Large EU subsidy for research into lung disease in poorer countries22 September 2015• NEWSITEM
The Leiden University Medical Centre (LUMC) is to receive a subsidy of 3 million euros from the European Commission (the Horizon 2020 subsidy programme) to help find solutions for chronic pulmonary disorders in relatively poor countries.
The Leiden University Medical Centre (LUMC) is to receive a subsidy of 3 million euros from the European Commission (the Horizon 2020 subsidy programme) to help find solutions for chronic pulmonary disorders in relatively poor countries. These disorders are common in those countries because a large proportion of the population smokes or cooks under primitive conditions. “The great thing about this project is that we’re involving the local population,” explains Professor Niels Chavannes, principal investigator of the Fresh Air Study, an international consortium of fourteen partner institutes.
Two sources of smoke pose a threat to the lungs of billions of people around the world: cigarette smoke and the smoke produced when cooking under primitive conditions. Every day, around three billion people (usually women) cook inside the home with fuel such as wood, cow dung or coal, generating a great deal of smoke that can damage the lung function. In addition, the poorer countries are home to approximately three-quarters of the world’s tobacco smokers. “Chronic lung diseases are now the third leading cause of death around the world, after cardiovascular disease and cancer,” says Niels Chavannes, Professor of General Medicine at the Department of Public Health and Primary Healthcare (PHEG) at the LUMC.
Now that infectious diseases are being effectively combated in countries with low incomes, the chronic lung disease COPD has been found to be a major problem. Little is known about the disease, even though pilot studies have been carried out in a number of countries, such as Uganda, Vietnam, Kyrgyzstan and Greece. “In those countries, we’ve built up a network of committed local researchers who are now taking part in this large project. We plan to map out the problem of lung diseases in detail, but also to look for specific solutions. And if they work, we also want to be able to implement them straight away.”
Clean cooking stoves
Research has shown that those solutions can differ for each country so it is important to ask the population to contribute ideas and to give them a greater say in the matter. A project implemented by a different research group in India almost failed because the large pots that people use there to cook for the whole family were too big for the clean cooking stoves originally supplied by the project. In Ethiopia, another project failed because the fuel used by the very efficient cooking stoves was too expensive. In the end, all the stoves ended up as scrap on the black market.
Chavannes has had a similar experience. “In Vietnam, we wanted the people to build chimneys in their homes, something that had earlier been done very successfully in China. In the end, however, it turned out that people didn’t want the chimneys because they believed ghosts would use them to enter the house. Cooking under canopies outside the house turned out to be a much more viable solution.” The researchers hope to develop a matrix in which a number of variables, such as local cooking habits, cultural practices and the available fuel, determine which solution is the most suitable for a particular country.

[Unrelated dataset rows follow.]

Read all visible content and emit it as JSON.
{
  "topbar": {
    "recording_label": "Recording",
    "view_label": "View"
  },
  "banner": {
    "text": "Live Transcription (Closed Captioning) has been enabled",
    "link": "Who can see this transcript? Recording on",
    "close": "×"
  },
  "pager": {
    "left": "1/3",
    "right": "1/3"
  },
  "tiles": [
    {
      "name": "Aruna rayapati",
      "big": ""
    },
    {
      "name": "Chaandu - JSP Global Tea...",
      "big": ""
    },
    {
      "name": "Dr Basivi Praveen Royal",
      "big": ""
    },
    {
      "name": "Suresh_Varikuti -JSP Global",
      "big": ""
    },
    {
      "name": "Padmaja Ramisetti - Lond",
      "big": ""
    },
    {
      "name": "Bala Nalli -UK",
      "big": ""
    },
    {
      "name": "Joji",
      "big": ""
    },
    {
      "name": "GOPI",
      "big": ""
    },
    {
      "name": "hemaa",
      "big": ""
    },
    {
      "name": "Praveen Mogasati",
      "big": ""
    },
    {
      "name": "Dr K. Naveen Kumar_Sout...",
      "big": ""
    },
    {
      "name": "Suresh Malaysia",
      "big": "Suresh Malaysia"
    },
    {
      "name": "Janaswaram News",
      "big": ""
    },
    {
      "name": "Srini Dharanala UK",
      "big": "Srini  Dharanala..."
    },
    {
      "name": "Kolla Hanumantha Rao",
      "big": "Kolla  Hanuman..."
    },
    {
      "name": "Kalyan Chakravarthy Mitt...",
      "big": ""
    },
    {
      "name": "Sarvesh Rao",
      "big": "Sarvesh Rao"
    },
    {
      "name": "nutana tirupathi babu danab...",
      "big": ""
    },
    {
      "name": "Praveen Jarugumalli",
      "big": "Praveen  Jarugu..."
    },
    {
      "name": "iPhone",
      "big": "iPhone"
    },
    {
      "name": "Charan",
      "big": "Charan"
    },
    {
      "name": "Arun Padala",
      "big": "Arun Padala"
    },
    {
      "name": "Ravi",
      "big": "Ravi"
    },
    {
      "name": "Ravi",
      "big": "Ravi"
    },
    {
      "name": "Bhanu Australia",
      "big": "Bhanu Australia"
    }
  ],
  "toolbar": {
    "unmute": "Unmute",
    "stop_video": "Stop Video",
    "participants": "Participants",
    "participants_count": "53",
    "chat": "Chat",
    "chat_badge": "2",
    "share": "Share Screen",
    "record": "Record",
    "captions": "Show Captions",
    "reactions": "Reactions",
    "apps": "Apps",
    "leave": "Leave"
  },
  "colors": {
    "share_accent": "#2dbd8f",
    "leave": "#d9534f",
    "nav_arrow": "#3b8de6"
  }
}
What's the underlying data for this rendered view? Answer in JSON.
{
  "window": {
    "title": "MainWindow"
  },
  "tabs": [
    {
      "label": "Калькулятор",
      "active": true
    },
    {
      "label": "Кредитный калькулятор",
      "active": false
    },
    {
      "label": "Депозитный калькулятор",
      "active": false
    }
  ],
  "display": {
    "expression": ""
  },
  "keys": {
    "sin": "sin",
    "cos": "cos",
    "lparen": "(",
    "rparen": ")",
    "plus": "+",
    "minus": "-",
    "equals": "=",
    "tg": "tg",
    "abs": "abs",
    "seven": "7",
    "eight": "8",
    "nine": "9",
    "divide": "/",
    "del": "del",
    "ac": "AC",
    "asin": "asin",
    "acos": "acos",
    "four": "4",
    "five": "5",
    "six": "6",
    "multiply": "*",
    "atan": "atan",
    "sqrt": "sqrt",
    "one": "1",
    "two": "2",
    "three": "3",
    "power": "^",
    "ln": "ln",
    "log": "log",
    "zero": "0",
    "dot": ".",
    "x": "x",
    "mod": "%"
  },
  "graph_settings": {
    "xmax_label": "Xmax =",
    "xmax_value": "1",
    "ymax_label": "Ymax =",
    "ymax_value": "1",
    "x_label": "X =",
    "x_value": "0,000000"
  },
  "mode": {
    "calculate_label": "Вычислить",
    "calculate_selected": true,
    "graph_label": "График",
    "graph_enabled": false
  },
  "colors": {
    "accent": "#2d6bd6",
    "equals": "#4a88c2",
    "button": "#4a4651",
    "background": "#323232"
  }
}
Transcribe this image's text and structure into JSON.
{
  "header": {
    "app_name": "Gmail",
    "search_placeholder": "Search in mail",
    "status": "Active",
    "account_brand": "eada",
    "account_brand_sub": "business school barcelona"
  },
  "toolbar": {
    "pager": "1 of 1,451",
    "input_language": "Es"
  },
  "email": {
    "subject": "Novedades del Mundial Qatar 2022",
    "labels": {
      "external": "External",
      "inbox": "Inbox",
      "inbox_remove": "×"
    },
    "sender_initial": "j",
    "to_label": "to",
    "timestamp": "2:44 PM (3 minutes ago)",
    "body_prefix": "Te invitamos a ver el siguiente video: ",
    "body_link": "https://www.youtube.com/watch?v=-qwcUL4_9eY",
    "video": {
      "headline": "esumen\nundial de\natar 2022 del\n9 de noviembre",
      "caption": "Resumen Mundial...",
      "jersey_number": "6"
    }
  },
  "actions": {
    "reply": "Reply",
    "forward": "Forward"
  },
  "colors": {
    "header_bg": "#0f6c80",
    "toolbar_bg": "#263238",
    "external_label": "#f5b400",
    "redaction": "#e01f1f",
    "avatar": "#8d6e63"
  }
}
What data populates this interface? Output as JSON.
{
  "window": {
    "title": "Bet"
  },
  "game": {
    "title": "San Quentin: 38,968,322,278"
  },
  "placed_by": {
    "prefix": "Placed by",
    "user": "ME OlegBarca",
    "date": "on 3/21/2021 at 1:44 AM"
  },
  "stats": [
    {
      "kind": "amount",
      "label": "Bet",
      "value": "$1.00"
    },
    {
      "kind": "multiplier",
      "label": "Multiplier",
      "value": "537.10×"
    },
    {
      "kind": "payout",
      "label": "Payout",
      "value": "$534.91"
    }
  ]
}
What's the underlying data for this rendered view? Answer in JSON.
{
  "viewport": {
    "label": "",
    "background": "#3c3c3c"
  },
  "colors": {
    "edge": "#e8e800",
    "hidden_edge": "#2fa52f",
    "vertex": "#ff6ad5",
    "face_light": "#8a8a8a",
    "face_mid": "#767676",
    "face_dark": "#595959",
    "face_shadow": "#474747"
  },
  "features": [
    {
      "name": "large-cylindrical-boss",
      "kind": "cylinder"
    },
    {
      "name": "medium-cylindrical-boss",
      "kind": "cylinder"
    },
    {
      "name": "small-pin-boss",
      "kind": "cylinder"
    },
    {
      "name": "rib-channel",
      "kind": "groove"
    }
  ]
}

“One thing we discovered in earlier research is that it’s important to demonstrate the link between smoke and children’s health. People everywhere want their children to be healthy, yet children’s health is often seriously affected by smoke because they often sit on their mother’s lap while she is cooking. In some cases, children’s lungs are even damaged in the uterus.” Many children under the age of five have already been prescribed an average of two courses of antibiotics for respiratory disorders. The Fresh Air Study will examine whether this can be reduced, because some of these ‘respiratory disorders’ are actually caused by smoke poisoning rather than infections.
“We want to focus on education, using resources such as information films, animation and texting via mobile phones. We also want to test an app that people can use to measure their own lung function by blowing into the speaker of their smartphones. It’s vitally important that people are given accurate information because healthcare workers in rural areas in poor countries are often badly trained and don’t even realise that smoking and kitchen smoke are unhealthy,” says Chavannes.